### DATASET EXTRACT ###
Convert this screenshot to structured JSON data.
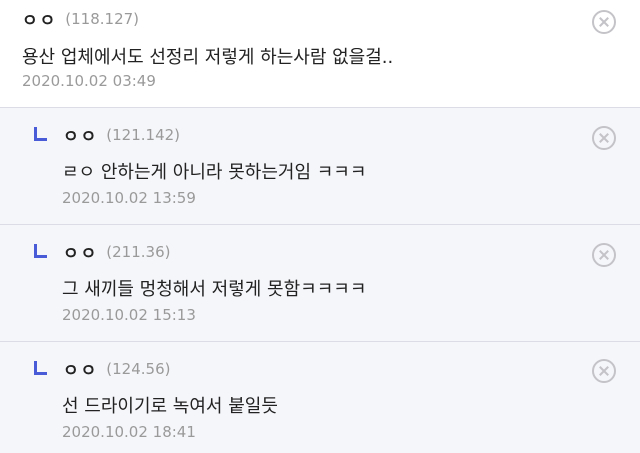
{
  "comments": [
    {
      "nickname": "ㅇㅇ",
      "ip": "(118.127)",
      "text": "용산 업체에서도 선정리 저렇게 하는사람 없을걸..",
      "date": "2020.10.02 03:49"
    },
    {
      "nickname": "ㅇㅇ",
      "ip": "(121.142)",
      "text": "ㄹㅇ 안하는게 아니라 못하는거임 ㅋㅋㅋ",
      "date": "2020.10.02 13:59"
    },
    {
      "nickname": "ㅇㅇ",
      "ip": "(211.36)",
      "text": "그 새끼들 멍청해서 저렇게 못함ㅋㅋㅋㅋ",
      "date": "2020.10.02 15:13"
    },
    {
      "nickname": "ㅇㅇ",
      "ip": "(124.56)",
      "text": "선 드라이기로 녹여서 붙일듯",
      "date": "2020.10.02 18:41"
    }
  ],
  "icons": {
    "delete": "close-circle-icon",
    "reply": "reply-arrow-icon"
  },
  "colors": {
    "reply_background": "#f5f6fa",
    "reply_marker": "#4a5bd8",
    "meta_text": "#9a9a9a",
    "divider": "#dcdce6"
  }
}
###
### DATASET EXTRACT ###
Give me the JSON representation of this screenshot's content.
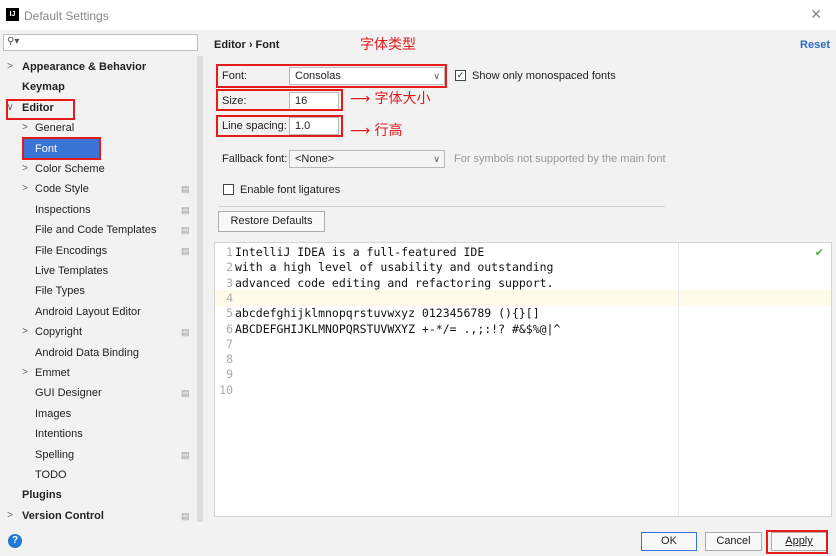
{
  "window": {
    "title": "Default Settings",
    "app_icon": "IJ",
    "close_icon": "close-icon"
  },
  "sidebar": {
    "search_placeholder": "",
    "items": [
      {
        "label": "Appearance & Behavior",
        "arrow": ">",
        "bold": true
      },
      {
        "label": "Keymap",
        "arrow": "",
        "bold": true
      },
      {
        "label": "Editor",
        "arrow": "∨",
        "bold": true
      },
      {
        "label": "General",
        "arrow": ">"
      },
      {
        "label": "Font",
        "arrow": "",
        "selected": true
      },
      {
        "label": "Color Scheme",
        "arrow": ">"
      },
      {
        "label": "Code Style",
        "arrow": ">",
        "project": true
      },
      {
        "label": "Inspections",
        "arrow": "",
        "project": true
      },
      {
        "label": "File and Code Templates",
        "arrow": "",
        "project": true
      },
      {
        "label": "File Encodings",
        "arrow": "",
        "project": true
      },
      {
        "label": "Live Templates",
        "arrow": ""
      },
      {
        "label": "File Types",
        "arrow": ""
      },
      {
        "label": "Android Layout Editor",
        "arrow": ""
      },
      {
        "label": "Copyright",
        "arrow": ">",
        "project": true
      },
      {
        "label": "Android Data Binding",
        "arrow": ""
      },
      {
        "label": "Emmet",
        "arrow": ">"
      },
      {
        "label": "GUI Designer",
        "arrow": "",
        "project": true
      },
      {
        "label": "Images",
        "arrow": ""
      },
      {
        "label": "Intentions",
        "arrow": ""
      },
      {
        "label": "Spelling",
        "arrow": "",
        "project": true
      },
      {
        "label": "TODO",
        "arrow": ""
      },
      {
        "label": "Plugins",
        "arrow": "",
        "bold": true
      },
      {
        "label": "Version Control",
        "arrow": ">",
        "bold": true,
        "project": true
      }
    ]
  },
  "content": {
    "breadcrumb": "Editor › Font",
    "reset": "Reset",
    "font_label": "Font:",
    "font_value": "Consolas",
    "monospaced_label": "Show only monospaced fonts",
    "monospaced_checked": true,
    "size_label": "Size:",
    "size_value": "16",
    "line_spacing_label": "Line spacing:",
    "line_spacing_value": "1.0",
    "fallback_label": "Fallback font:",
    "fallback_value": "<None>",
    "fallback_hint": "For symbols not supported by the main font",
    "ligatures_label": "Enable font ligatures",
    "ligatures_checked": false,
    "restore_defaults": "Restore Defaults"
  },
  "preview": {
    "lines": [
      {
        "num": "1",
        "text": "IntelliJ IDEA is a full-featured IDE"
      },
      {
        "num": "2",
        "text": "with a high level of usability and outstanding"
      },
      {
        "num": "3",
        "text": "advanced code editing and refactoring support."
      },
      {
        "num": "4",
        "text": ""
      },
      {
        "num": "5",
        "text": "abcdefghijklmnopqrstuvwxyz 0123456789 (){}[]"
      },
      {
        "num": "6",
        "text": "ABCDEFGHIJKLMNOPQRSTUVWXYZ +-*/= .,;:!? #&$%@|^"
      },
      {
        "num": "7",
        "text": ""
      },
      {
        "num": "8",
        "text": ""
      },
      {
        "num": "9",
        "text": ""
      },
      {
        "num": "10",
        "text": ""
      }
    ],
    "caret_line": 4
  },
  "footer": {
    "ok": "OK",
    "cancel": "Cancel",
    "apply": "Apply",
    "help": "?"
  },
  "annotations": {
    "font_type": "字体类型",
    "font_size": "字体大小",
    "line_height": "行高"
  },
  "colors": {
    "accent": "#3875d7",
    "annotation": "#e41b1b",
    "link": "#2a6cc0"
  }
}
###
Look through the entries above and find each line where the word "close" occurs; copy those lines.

    "delete": "close-circle-icon",
    "close_icon": "close-icon"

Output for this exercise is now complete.